- What to work on: In the entries that follow, find the word "delete" and report each line it is on.

- Data supplied:
"""
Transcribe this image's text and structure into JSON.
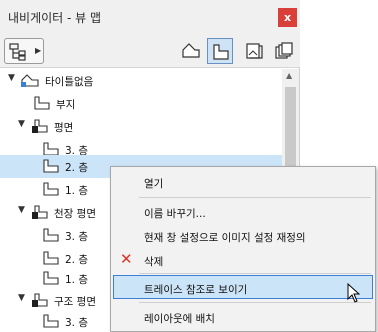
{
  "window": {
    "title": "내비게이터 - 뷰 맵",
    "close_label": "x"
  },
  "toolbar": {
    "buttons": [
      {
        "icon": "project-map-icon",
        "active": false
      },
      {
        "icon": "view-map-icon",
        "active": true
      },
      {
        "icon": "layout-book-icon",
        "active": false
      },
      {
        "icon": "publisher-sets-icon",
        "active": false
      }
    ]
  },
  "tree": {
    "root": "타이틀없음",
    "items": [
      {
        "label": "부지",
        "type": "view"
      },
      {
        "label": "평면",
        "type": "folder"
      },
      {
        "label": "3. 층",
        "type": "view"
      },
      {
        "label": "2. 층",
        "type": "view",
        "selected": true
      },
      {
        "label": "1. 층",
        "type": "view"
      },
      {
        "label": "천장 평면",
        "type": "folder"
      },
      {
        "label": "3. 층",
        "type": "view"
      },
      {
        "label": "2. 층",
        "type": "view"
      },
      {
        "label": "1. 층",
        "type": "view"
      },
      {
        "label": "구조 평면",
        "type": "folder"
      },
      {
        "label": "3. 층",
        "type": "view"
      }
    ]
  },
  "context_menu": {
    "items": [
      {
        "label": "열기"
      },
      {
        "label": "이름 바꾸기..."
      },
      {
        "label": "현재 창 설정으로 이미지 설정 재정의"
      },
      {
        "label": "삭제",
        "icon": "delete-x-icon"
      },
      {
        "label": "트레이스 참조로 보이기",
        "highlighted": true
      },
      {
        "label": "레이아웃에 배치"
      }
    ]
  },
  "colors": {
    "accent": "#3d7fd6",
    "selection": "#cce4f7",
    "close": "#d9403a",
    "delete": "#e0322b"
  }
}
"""
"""
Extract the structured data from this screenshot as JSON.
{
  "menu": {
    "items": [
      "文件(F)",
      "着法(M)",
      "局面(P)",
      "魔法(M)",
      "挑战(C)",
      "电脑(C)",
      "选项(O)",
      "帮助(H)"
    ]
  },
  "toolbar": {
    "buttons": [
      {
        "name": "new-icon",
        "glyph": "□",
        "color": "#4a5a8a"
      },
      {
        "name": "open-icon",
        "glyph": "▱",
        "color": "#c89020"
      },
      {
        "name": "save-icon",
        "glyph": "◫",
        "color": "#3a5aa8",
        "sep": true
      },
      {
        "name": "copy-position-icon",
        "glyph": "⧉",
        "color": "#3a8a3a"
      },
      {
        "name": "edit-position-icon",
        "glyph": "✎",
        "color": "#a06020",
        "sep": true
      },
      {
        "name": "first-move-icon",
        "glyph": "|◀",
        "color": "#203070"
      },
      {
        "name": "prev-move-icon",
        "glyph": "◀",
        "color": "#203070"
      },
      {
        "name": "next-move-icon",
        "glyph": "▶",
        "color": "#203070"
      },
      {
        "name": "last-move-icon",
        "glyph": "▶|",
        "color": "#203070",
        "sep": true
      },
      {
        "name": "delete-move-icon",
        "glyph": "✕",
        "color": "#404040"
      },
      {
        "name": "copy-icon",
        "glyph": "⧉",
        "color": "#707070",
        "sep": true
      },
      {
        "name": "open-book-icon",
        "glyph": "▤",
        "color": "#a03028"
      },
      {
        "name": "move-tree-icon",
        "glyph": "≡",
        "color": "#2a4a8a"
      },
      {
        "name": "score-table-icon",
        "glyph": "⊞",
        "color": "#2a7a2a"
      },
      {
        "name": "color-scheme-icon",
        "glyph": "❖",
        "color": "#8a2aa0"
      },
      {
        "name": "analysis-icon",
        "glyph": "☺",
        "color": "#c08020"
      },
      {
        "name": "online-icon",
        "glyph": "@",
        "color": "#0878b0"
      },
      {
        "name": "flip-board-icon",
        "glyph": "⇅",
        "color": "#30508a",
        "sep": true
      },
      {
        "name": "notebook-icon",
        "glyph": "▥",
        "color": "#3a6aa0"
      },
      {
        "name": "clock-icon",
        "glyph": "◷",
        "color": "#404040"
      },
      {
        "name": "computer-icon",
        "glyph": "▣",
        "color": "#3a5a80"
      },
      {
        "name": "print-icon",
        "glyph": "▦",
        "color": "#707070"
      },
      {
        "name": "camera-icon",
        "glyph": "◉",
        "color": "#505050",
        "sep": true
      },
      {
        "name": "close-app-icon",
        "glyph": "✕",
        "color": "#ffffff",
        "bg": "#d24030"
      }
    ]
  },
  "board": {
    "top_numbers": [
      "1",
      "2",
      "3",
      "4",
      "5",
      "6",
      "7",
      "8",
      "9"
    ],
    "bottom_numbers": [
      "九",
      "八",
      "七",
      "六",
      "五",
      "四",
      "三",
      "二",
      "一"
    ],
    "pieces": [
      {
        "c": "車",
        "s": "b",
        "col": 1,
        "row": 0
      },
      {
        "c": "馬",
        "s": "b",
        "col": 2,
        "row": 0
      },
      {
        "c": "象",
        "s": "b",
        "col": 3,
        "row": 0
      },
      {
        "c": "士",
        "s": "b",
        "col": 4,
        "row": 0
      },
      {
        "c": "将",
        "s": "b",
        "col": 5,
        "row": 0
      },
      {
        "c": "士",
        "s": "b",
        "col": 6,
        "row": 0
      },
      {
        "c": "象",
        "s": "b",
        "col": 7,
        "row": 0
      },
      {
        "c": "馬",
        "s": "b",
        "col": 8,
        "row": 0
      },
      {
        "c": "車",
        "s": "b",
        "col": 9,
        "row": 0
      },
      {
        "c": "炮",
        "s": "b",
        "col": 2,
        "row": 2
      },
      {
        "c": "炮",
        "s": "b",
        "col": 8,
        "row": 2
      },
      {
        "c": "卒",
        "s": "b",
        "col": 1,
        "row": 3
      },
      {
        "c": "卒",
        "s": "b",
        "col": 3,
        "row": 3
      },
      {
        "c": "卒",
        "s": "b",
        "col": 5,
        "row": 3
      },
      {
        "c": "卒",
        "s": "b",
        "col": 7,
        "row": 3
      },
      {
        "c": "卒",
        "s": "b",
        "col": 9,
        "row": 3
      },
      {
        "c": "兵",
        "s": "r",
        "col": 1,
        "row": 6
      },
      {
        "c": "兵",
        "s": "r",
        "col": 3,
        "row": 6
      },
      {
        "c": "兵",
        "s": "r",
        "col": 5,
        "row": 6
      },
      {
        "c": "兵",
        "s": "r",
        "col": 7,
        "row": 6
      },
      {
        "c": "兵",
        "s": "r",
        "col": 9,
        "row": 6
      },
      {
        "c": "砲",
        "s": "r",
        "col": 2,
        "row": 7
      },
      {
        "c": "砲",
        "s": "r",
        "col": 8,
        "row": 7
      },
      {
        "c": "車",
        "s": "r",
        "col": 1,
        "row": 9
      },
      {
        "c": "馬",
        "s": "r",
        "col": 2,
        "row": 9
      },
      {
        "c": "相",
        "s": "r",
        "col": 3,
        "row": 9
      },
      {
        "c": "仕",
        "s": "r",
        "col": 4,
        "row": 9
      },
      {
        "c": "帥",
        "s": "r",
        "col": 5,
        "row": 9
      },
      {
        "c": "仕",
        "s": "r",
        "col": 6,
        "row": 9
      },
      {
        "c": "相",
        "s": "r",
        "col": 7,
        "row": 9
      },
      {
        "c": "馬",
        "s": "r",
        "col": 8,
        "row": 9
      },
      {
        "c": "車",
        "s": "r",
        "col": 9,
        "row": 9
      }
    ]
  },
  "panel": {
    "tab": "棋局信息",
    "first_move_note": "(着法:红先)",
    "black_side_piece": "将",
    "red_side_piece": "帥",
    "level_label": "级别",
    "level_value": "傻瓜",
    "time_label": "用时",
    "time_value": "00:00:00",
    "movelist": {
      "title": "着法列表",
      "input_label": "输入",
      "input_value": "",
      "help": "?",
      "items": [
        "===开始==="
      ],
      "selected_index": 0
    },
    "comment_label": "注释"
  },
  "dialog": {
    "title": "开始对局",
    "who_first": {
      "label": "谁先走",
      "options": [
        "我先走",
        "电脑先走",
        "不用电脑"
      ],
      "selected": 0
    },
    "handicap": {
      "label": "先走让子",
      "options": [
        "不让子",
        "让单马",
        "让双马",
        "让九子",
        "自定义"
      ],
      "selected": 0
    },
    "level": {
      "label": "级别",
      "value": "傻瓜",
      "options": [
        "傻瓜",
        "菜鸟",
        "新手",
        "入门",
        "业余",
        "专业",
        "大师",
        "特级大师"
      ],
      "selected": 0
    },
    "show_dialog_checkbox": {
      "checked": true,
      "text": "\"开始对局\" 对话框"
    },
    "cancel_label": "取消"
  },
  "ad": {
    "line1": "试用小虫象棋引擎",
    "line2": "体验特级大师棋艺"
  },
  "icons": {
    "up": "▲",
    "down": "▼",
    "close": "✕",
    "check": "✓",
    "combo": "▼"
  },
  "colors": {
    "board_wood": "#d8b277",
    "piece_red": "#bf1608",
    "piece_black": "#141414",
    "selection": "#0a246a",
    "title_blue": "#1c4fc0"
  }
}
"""
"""
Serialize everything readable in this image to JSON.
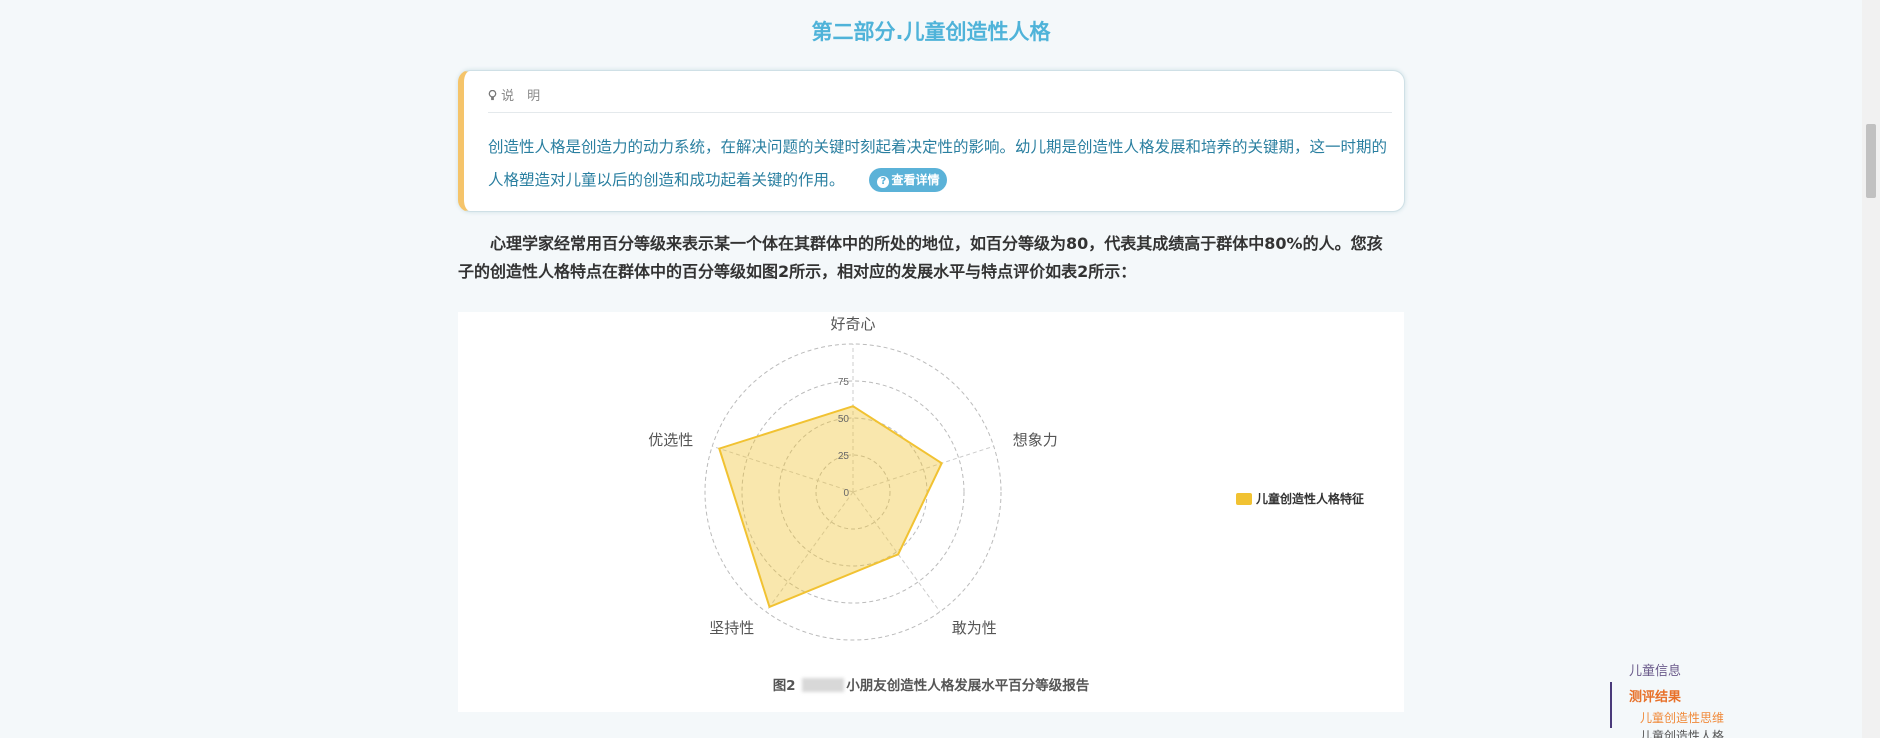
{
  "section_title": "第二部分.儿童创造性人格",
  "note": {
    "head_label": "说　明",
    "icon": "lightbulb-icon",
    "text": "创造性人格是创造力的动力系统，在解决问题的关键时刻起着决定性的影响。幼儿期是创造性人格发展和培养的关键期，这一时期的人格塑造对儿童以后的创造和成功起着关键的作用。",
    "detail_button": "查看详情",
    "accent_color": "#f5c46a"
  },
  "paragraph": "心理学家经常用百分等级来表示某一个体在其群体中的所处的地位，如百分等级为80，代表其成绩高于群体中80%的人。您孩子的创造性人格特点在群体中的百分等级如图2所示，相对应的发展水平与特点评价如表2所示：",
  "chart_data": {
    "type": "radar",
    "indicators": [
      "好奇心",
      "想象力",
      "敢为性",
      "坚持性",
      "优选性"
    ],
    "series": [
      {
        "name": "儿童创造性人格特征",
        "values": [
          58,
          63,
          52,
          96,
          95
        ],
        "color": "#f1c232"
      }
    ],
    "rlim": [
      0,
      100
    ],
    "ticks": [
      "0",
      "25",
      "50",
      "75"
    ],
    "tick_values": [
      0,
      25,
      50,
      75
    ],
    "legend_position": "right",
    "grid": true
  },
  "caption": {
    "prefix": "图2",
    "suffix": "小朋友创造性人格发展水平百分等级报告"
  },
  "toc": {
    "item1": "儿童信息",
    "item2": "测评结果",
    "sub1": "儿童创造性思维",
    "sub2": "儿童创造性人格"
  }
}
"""
- Your response:
        "icon": "delete-x-icon"
    "delete": "#e0322b"
        "name": "delete-move-icon",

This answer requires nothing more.